### Choosing Between The Algorithms

• How do we choose between these algorithms?
• Which do you prefer and why?

## Evaluating Algorithms

• As many of you suggested in your answers to today's question, there are a number of criteria we might use when evaluating algorithms.
• We'll assume that all the algorithms are unambiguous
• Clarity: How easy is it to understand the algorithm?
• Simplicity: How simple are the steps? (How would we evaluate this formally?)
• Precision: Does it give the correct answer?
• Length: How short is it?
• Speed: How fast is it?
• Note that there are not always ways to choose one algorithm over another.

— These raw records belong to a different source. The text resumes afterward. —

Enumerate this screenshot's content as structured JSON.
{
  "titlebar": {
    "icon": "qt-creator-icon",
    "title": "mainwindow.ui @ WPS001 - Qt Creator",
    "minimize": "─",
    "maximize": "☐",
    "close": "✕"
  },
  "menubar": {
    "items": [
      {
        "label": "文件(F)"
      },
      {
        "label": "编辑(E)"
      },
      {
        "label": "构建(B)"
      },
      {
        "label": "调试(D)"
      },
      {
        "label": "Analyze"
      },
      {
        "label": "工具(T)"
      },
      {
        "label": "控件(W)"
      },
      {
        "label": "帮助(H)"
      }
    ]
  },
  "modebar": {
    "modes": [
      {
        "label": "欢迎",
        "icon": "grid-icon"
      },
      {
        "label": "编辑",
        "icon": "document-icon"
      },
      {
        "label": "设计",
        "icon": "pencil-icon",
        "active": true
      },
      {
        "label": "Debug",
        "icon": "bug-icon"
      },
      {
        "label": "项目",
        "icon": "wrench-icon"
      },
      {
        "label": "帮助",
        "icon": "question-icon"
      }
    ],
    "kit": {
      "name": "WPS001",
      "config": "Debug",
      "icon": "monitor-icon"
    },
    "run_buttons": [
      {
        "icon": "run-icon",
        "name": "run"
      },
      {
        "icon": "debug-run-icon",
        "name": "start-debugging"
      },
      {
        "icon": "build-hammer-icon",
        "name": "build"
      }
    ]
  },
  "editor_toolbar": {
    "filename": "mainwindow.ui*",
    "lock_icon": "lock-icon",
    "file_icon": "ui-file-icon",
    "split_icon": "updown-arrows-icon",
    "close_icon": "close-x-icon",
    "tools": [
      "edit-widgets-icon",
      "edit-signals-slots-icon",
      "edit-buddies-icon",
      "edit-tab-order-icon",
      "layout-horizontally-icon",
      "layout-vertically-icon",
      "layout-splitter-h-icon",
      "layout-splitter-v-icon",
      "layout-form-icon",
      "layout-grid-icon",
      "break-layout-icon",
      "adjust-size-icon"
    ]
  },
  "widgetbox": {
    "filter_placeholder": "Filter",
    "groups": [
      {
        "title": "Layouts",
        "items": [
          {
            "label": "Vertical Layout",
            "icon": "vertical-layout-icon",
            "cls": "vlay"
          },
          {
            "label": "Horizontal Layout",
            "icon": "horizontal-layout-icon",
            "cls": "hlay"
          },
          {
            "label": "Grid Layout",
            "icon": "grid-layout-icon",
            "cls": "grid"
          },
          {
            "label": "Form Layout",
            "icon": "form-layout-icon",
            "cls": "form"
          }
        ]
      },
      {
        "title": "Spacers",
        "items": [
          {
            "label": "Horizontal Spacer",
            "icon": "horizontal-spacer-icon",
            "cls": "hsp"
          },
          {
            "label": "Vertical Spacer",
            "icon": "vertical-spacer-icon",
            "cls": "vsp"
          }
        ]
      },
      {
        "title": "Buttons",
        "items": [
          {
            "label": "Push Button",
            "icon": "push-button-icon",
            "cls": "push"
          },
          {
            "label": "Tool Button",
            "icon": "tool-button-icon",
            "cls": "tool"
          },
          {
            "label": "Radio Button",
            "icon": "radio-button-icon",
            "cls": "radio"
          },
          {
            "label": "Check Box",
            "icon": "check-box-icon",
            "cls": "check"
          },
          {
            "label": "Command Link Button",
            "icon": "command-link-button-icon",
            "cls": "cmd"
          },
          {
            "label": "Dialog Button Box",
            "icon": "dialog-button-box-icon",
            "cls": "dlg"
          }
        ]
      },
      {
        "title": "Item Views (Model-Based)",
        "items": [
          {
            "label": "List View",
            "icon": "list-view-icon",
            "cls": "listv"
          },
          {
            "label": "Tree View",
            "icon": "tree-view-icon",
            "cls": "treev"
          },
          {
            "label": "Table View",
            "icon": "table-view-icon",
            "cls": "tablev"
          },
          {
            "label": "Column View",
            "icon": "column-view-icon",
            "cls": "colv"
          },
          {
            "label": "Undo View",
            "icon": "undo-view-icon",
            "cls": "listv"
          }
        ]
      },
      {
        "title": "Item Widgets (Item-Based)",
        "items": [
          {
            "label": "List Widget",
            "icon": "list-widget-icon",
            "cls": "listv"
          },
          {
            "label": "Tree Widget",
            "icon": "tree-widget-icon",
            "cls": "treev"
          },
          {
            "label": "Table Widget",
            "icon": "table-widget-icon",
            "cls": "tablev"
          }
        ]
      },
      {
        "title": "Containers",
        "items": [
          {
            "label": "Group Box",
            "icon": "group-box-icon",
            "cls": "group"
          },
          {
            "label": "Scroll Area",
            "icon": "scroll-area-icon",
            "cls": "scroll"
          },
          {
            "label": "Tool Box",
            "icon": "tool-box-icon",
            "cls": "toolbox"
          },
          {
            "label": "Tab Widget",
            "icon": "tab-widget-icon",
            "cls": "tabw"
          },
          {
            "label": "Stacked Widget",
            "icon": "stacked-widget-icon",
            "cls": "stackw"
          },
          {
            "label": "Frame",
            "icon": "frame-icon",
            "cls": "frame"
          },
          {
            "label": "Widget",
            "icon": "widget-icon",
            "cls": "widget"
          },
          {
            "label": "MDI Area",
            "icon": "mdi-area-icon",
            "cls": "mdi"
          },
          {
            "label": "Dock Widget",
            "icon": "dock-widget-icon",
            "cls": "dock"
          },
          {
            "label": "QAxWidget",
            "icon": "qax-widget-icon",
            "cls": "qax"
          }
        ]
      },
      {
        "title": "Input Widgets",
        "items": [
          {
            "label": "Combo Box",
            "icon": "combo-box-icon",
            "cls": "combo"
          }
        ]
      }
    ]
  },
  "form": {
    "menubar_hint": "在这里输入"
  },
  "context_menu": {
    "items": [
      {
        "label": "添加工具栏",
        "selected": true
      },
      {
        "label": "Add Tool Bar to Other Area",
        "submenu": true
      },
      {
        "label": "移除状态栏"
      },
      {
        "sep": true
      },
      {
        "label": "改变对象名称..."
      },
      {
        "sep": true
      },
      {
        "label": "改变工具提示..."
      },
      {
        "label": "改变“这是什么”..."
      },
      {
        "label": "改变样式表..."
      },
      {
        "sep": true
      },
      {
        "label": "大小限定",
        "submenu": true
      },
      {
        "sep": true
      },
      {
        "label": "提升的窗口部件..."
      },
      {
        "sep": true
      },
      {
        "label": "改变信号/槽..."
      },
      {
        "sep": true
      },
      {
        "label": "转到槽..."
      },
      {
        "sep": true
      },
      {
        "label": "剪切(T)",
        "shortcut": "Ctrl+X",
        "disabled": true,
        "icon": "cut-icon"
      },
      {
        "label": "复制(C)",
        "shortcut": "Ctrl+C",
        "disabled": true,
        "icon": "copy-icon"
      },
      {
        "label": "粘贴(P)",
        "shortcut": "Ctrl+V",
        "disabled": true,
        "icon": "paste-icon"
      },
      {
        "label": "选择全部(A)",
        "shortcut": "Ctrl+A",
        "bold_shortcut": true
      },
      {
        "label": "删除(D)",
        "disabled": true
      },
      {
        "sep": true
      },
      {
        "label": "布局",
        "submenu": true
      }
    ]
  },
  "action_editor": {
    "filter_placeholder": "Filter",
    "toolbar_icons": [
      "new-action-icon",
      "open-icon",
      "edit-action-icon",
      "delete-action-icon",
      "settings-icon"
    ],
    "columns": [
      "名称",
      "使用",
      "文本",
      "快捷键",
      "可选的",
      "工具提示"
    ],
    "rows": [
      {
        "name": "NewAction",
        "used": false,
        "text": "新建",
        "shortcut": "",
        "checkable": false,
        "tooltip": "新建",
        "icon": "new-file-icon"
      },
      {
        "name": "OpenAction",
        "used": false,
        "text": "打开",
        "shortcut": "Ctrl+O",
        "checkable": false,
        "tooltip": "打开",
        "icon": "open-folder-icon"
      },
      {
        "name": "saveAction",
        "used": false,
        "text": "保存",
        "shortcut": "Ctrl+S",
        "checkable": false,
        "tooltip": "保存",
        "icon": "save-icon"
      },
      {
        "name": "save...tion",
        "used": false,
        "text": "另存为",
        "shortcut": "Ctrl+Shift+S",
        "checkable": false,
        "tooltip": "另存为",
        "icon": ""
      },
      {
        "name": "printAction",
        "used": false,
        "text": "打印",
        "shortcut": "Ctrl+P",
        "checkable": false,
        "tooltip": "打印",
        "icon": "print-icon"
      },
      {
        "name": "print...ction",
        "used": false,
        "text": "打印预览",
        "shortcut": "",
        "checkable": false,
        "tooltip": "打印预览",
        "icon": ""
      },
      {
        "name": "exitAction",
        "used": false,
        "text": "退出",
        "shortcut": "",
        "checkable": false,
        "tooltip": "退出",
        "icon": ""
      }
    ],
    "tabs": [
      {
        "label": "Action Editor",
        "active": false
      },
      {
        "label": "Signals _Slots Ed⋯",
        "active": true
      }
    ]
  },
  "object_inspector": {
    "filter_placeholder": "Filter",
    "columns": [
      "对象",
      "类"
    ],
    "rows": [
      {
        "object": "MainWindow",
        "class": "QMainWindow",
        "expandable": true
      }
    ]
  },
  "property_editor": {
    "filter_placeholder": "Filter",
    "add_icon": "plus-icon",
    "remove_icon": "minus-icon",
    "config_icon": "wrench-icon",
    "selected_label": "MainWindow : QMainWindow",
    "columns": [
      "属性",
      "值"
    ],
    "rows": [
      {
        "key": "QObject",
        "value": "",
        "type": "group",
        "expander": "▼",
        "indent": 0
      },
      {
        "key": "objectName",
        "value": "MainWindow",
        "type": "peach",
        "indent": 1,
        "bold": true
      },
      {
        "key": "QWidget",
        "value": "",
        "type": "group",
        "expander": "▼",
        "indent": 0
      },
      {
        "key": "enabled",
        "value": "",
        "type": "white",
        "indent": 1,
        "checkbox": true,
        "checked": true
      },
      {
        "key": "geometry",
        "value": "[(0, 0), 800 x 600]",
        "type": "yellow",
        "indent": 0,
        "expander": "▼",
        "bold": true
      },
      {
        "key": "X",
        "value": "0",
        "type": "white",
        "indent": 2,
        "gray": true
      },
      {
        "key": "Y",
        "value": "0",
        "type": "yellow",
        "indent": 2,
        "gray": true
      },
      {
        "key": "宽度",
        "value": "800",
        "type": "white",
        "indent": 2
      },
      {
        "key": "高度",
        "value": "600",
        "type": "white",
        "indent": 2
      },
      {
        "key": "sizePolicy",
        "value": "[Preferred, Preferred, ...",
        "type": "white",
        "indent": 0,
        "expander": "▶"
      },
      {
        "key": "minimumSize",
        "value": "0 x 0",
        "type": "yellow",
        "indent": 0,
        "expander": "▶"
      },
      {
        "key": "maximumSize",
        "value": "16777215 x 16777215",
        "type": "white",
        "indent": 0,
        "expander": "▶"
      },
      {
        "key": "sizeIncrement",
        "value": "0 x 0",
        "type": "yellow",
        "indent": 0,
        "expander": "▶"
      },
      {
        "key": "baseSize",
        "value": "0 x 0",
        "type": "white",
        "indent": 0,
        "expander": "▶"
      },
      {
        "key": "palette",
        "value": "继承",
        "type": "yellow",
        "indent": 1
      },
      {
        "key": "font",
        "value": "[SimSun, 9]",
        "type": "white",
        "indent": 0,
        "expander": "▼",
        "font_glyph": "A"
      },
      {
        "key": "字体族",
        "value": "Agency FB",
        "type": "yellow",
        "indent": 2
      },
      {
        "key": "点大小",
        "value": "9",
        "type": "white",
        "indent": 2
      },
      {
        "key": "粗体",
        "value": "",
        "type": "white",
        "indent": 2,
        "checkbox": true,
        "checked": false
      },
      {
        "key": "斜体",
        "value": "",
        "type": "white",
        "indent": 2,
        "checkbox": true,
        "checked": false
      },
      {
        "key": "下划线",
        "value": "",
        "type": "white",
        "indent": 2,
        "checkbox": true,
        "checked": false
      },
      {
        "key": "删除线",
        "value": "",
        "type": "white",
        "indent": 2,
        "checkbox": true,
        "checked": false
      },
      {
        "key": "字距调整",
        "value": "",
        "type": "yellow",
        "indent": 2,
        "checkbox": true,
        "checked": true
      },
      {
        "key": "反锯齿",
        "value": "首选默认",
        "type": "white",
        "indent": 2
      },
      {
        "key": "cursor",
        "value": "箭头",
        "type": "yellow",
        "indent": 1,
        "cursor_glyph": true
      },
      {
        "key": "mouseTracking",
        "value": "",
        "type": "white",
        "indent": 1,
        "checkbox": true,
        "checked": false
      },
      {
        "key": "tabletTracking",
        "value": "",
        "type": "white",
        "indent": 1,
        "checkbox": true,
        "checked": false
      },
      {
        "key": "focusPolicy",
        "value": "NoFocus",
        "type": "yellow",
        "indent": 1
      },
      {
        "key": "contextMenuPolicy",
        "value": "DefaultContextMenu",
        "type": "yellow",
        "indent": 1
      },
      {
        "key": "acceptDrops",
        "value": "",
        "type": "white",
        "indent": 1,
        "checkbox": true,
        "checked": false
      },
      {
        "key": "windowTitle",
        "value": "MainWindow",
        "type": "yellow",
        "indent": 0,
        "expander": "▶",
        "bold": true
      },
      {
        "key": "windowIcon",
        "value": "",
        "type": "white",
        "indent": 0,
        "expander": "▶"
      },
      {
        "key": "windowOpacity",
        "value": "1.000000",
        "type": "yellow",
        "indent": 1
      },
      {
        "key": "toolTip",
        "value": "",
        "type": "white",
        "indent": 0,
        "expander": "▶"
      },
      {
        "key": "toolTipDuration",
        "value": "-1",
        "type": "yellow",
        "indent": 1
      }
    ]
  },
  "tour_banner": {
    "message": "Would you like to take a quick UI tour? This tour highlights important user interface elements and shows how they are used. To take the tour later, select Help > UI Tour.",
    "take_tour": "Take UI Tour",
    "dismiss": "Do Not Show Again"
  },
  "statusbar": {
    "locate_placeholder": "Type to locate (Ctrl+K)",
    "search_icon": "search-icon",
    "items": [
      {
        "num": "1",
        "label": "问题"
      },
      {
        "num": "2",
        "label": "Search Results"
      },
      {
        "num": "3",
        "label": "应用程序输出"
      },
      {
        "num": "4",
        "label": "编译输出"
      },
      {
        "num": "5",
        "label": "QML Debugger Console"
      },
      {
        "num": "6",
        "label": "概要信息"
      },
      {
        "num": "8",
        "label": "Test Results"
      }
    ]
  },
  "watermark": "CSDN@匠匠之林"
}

Two algorithms may be essentially equivalent (as in algorithms B and C above)
• There are also some other issues we might consider.
• Generality: Can the same algorithm solve more than one problem?
• Modifiability: How easy is it to change the algorithm to solve other problems?
• Resource Use: How much ``stuff'' does the algorithm use?

### Big O Notation

• Unfortunately, it is difficult to precisely analyze how long an algorithm takes.
• Different ``steps'' can take different amounts of time.
• The same algorithm can take different amounts of time depending on the input.
• In algorithm B above, in some lists of grades we will update `guess` many times; in others, we won't update it much.
• We need a way to describe the running time without worrying about these issues.
• Since the running time is likely to depend on the ``size'' of the problem, we represent that as a parameter, n
• For this purpose, we use Big-O notation.
• We say that an algorithm takes O(n) steps if it never takes more than c*n steps, for some constant n.
• Similarly, we say that an algorithm takes O(n2) steps if it never takes more than c*n*n steps, for some constant c.
• We'll look at a few sample algorithms over the next few days.

## Searching

• If there is sufficient time, we will consider mechanisms for searching for a value in an array.

## History

Saturday, 22 January 2000

• Created as a blank outline.

Monday, 7 February 2000

• Filled in the details.

Back to The Parts of an Algorithm. On to Sorting.

Disclaimer Often, these pages were created "on the fly" with little, if any, proofreading. Any or all of the information on the pages may be incorrect. Please contact me if you notice errors.